Page and application data records:
—————
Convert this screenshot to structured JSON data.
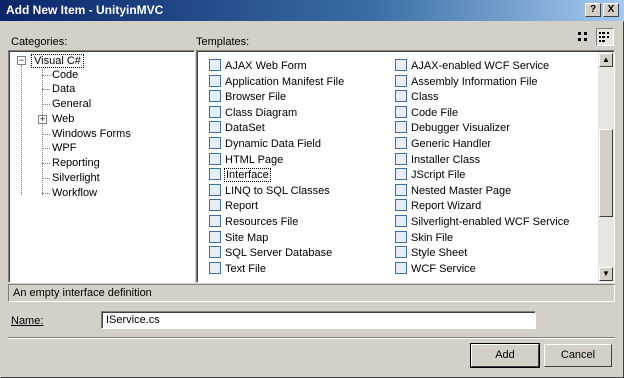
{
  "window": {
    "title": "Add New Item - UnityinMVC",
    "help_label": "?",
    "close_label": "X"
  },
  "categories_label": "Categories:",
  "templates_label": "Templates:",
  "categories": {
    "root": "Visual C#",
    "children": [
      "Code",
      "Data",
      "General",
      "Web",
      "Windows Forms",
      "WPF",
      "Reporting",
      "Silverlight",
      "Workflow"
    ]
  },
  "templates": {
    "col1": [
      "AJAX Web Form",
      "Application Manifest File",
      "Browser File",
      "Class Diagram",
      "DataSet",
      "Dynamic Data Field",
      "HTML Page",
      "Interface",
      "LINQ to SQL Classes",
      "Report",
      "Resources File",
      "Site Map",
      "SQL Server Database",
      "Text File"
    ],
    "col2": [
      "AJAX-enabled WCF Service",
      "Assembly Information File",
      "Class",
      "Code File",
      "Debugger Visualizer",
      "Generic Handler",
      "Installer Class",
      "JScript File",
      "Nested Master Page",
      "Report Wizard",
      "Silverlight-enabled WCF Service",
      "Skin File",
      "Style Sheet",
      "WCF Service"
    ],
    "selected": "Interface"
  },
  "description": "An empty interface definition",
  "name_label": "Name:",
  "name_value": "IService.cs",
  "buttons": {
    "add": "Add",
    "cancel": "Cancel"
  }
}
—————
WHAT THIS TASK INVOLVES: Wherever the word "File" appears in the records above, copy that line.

REPLY:
      "Application Manifest File",
      "Browser File",
      "Resources File",
      "Text File"
      "Assembly Information File",
      "Code File",
      "JScript File",
      "Skin File",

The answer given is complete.